The robotic device equipped with a battery follows a track. Along the track is a tube that diffuses carbon dioxide, which attracts ticks from across a yard, onto a piece a cloth.
“They hug the cloth and they slowly try to make their way to the top of it, as they are crawling they absorb the permethrin,” said Jim Squire, professor of electrical engineering at VMI.
Permethrin is commonly found in insect repellents and other insecticides which could be harmful to humans.
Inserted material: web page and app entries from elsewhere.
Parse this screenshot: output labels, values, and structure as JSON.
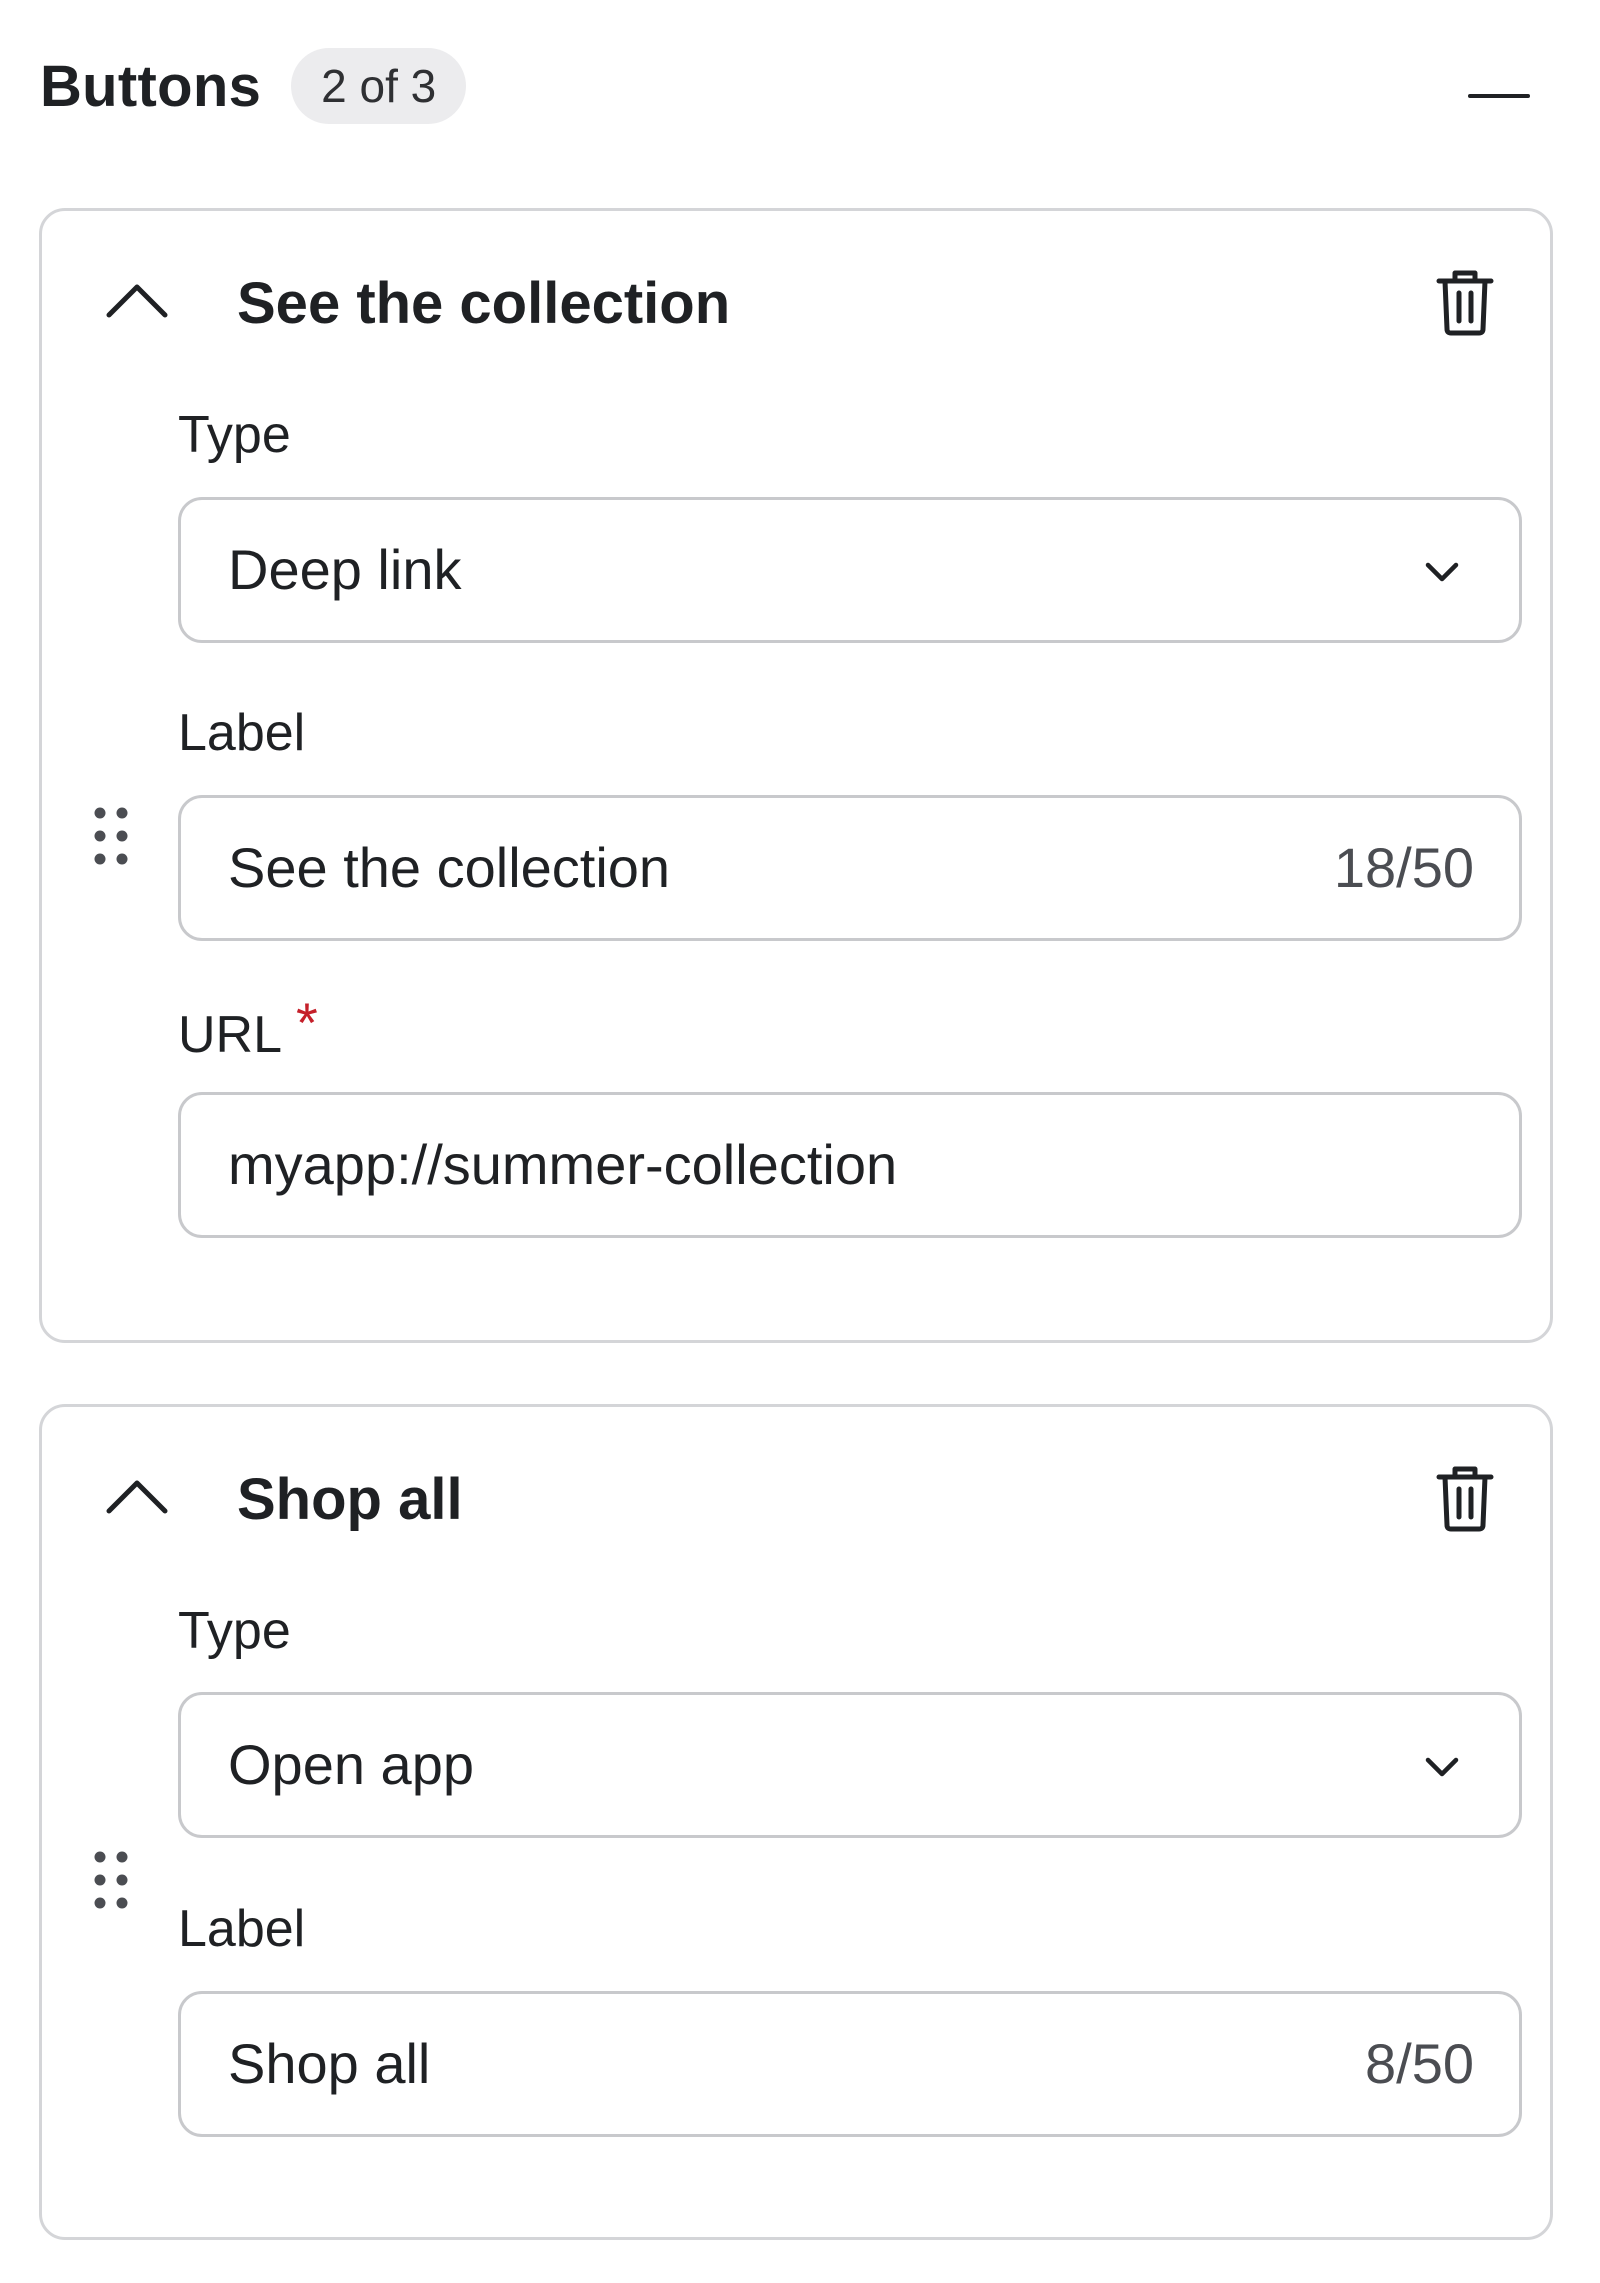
{
  "header": {
    "title": "Buttons",
    "count_badge": "2 of 3",
    "collapse_icon": "minus-icon"
  },
  "buttons": [
    {
      "title": "See the collection",
      "type_label": "Type",
      "type_value": "Deep link",
      "label_label": "Label",
      "label_value": "See the collection",
      "label_counter": "18/50",
      "url_label": "URL",
      "url_required_mark": "*",
      "url_value": "myapp://summer-collection"
    },
    {
      "title": "Shop all",
      "type_label": "Type",
      "type_value": "Open app",
      "label_label": "Label",
      "label_value": "Shop all",
      "label_counter": "8/50"
    }
  ],
  "icons": {
    "expand_toggle": "chevron-up-icon",
    "delete": "trash-icon",
    "drag": "drag-handle-icon",
    "select": "chevron-down-icon"
  },
  "colors": {
    "required": "#c5202a",
    "border": "#d4d5d8",
    "badge_bg": "#ececee",
    "text": "#1f2124"
  }
}
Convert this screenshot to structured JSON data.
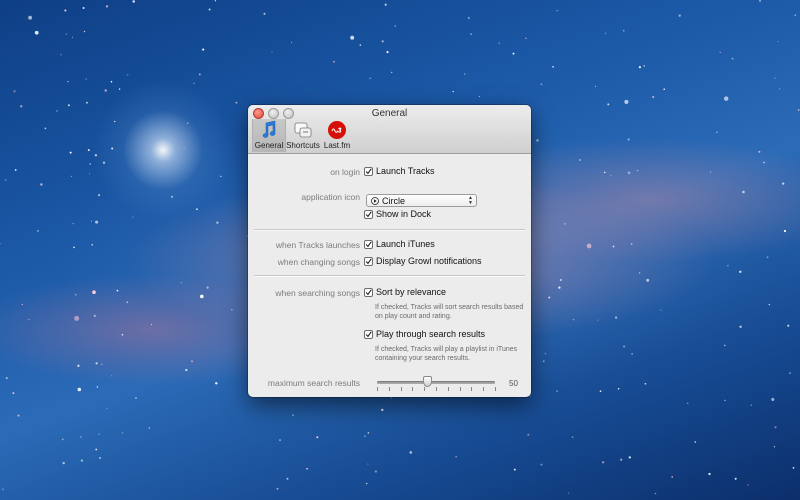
{
  "window": {
    "title": "General",
    "tabs": [
      {
        "label": "General",
        "icon": "music-note-icon",
        "selected": true
      },
      {
        "label": "Shortcuts",
        "icon": "keyboard-shortcuts-icon",
        "selected": false
      },
      {
        "label": "Last.fm",
        "icon": "lastfm-icon",
        "selected": false
      }
    ]
  },
  "settings": {
    "on_login_label": "on login",
    "launch_tracks": {
      "label": "Launch Tracks",
      "checked": true
    },
    "app_icon_label": "application icon",
    "app_icon_value": "Circle",
    "show_in_dock": {
      "label": "Show in Dock",
      "checked": true
    },
    "when_tracks_launches_label": "when Tracks launches",
    "launch_itunes": {
      "label": "Launch iTunes",
      "checked": true
    },
    "when_changing_songs_label": "when changing songs",
    "growl": {
      "label": "Display Growl notifications",
      "checked": true
    },
    "when_searching_label": "when searching songs",
    "sort_relevance": {
      "label": "Sort by relevance",
      "checked": true
    },
    "sort_help": "If checked, Tracks will sort search results based on play count and rating.",
    "play_through": {
      "label": "Play through search results",
      "checked": true
    },
    "play_help": "If checked, Tracks will play a playlist in iTunes containing your search results.",
    "max_results_label": "maximum search results",
    "max_results_value": "50",
    "max_results_fraction": 0.43,
    "slider_ticks": 11
  },
  "colors": {
    "accent_blue": "#2a7ad8",
    "lastfm_red": "#d51007"
  }
}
The contact with the cloth is usually enough to kill the ticks.
“The secret sauce about this particular project is that today, your choices are to take chemicals and to spray them around your yard and there is a residual effect to that,” said Elizabeth Baker, assistant professor Wake Forest University.
The effects could leave dangerous chemicals in your yard, leaving your children and pets exposed.
“I think it's really critical that we are trying to stem tick-born disease; people getting sick form Lyme and West Nile from all of these diseases is really a chronic problem here in the United States,” said Baker
This is the third phase of the prototype and engineers have been working on the device for three years.
Recent test showed that the lawn treatment kills 90% to 100% of tick in a test area.
There are more tests to be done, but creators are confident the end result will be successful.